"Islands of resistance began to appear one after another here and there. We committed terrible crimes there with our carpet bombings and volley-fire attacks. We were waging war against the people, who cursed us - they will never forget what we did. For Afghans, the Taliban is national resistance to foreign invasion. Why do so many Afghans support the Taliban? Because they have been dreaming about one thing only for 30 years: 'Leave us alone! Let us live!" But they won't let them. At first it was the USSR, now it is NATO."
"But we don't want to bomb Afghan villages now, do we?"
"It all starts with just one visit. Many wars start with something positive, with a wish to defend oneself and so forth. But, as they say, the road to hell is paved with good intentions."
"What memories do you have of the Afghan war?"
"It's all about hopelessness. It was a war that left so many unjustifiable victims. What were those young guys fighting for and what did they die there for? Did they die for a bunch of Afghan intellectuals who thought of themselves as the Afghan nation?"
"What influence did the Afghan war have on the USSR and what may happen if we repeat the mistakes of the past?"
"The Afghan war played an important role in the destruction of the Soviet economy. When I was staying in Afghanistan, we had serious food problems at home in the Soviet Union. If only you could see piles of food rotting under the scorching Afghan sun - thousands and thousands of tons of rotting canned food! Each day of that war cost a fortune, and that money could be used for improving the economic situation in the country. The Afghan war contributed greatly to the collapse of the Soviet Union."
"Don't you think that it is strange that such a suggestion was voiced at the time when some NATO members, such as Holland and Canada, are going to pull out their troops from Afghanistan?
"The USA can see, of course, that the number of its allies is going down, and the Americans want to play safe at our expense. Apparently, they want to have an escape route in case they eventually decide to withdraw the troops from the country, and they would like to have Russia as a defeated party which would be forced to face the aftermath of all that. But the Talibs will not settle down anyway. How would they be able to live knowing that the enemy, who took part in the destruction of the Afghan nation together with the USA is so near, in Tajikistan and Kyrgyzstan? If we do not take any part in this and start to establish ties with the future government of Afghanistan, we will have an opportunity to achieve peaceful coexistence."

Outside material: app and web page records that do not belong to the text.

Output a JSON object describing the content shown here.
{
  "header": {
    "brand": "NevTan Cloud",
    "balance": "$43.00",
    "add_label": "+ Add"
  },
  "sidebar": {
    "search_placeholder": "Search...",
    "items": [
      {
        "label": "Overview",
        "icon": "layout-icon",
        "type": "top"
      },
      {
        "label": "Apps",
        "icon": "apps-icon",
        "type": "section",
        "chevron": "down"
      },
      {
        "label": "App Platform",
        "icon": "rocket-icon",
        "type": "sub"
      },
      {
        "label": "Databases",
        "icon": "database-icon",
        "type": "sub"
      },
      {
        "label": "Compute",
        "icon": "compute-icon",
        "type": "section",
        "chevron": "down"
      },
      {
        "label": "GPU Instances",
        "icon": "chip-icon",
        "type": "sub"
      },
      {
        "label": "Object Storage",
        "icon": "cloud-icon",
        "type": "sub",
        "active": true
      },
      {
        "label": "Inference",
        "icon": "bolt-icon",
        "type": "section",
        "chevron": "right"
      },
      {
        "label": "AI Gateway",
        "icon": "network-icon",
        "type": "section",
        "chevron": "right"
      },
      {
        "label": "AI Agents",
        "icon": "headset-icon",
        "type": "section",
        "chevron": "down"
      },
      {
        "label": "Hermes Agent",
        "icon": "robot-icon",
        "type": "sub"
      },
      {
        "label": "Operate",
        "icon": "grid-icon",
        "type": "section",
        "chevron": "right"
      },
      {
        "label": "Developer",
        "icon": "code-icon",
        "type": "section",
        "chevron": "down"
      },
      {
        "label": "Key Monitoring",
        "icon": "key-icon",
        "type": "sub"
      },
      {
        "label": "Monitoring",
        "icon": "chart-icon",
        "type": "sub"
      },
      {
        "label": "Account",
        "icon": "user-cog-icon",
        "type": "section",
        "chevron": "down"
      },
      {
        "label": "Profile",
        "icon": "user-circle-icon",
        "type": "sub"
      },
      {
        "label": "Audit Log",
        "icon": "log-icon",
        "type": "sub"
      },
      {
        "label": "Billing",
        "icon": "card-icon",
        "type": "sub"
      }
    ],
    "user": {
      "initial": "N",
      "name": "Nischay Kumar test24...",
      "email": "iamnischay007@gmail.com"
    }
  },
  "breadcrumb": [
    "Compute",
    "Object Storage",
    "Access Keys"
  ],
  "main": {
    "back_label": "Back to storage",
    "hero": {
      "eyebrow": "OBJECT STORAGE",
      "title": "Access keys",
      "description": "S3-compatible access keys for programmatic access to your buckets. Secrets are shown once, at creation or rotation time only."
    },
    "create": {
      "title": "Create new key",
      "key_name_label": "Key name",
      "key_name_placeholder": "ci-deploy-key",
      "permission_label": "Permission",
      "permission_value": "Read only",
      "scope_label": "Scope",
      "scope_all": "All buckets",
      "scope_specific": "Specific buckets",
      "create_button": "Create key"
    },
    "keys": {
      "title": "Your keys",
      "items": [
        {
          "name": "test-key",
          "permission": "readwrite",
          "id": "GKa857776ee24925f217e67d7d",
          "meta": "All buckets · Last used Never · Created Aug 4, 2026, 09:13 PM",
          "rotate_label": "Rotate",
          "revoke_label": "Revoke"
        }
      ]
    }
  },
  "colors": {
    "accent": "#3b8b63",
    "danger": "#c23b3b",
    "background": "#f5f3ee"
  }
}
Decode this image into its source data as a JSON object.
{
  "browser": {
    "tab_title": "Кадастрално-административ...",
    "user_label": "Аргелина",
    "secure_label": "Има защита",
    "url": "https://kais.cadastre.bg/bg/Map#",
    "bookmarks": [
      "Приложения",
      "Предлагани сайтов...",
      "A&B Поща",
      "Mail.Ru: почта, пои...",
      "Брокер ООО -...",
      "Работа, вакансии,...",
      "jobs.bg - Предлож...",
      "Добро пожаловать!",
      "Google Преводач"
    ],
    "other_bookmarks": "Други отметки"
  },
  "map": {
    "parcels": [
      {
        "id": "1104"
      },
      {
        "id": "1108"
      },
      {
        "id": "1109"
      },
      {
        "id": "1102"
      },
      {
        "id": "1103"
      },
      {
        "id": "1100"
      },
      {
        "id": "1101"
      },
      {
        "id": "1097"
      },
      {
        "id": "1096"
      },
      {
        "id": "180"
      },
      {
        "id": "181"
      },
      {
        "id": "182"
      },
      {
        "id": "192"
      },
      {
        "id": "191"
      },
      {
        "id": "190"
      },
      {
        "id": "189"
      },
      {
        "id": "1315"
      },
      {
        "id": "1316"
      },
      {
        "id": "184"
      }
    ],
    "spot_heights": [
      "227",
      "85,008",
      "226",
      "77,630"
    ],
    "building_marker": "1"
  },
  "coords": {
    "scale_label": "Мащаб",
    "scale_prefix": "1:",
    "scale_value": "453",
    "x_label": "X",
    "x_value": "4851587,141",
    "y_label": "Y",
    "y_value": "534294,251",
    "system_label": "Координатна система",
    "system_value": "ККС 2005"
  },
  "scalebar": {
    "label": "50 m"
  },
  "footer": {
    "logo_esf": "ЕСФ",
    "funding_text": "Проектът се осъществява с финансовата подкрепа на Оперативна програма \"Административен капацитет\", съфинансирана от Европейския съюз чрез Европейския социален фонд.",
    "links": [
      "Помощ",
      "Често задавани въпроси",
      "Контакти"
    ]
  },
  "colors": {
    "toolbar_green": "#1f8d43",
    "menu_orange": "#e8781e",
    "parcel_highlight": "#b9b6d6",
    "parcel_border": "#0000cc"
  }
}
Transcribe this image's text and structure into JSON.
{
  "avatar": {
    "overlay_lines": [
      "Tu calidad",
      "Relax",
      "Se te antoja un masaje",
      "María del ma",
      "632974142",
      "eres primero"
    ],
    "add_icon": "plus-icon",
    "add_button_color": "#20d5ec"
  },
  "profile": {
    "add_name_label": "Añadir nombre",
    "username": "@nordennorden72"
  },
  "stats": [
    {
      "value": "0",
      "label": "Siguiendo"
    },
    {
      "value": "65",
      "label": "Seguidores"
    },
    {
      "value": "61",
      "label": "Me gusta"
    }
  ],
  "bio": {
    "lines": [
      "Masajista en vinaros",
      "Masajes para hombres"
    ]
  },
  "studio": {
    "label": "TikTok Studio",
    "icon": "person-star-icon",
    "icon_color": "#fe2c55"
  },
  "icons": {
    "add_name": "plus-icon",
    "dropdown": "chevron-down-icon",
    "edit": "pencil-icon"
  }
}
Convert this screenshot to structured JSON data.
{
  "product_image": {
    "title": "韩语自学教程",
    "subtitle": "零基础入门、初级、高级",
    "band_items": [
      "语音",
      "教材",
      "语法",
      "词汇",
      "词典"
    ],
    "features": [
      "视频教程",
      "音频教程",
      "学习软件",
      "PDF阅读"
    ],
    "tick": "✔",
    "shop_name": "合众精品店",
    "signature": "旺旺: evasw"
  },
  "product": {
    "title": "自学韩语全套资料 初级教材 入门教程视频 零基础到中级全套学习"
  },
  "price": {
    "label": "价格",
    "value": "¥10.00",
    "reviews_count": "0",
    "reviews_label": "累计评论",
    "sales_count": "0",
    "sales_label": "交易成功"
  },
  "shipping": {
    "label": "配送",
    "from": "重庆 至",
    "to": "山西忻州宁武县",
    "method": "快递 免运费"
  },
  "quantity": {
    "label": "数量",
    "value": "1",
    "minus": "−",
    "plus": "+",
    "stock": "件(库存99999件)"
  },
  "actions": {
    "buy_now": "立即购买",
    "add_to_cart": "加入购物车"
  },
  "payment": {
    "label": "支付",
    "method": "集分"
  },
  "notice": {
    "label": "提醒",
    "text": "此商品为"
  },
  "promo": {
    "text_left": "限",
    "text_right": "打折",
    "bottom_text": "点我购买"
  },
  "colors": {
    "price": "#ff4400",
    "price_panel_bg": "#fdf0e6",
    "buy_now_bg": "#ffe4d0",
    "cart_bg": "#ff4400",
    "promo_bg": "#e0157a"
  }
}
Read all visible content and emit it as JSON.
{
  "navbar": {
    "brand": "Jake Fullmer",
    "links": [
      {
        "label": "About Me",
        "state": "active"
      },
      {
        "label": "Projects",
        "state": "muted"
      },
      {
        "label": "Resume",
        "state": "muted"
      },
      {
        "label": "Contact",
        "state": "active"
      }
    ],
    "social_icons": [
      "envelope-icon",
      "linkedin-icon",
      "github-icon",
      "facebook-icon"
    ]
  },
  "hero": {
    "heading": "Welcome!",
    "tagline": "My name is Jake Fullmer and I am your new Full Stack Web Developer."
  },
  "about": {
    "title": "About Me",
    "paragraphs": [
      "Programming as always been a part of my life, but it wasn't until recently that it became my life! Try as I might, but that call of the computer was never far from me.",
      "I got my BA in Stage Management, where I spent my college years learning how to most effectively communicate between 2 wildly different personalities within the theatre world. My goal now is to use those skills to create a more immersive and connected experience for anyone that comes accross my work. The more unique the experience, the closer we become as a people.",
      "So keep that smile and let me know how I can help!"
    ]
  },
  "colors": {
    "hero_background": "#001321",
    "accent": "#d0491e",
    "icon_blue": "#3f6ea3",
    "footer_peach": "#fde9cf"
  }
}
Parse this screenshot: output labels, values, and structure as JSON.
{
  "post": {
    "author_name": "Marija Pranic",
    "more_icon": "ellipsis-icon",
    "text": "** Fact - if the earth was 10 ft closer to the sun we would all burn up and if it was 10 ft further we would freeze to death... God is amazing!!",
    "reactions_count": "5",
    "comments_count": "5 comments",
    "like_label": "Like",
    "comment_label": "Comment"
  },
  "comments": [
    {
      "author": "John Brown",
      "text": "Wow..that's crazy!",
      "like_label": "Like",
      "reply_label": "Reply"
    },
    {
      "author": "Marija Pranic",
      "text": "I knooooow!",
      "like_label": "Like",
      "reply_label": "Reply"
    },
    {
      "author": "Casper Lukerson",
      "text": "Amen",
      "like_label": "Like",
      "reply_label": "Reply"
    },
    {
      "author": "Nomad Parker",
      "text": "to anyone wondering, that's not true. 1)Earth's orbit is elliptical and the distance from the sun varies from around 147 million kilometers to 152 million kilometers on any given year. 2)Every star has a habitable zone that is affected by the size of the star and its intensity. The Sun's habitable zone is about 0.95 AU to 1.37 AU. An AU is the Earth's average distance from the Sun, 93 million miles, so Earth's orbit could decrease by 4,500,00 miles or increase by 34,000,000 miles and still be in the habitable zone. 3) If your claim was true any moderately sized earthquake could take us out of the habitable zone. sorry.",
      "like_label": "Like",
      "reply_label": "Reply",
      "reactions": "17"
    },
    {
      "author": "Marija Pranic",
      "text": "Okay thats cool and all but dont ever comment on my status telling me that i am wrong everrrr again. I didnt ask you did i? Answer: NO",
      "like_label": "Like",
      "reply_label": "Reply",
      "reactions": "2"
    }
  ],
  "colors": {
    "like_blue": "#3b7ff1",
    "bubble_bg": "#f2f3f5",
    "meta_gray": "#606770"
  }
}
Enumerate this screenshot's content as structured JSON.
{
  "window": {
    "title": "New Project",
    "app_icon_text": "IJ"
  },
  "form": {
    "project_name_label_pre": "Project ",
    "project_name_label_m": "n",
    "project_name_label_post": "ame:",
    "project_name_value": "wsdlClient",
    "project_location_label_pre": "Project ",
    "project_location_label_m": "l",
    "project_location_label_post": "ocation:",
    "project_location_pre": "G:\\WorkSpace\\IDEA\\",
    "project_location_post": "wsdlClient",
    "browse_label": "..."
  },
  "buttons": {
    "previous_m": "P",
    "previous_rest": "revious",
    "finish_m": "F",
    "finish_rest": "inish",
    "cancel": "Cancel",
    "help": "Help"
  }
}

Russian Deputy Foreign Minister Andrei Rudenko had a telephone conversation with US Ambassador to Russia John Sullivan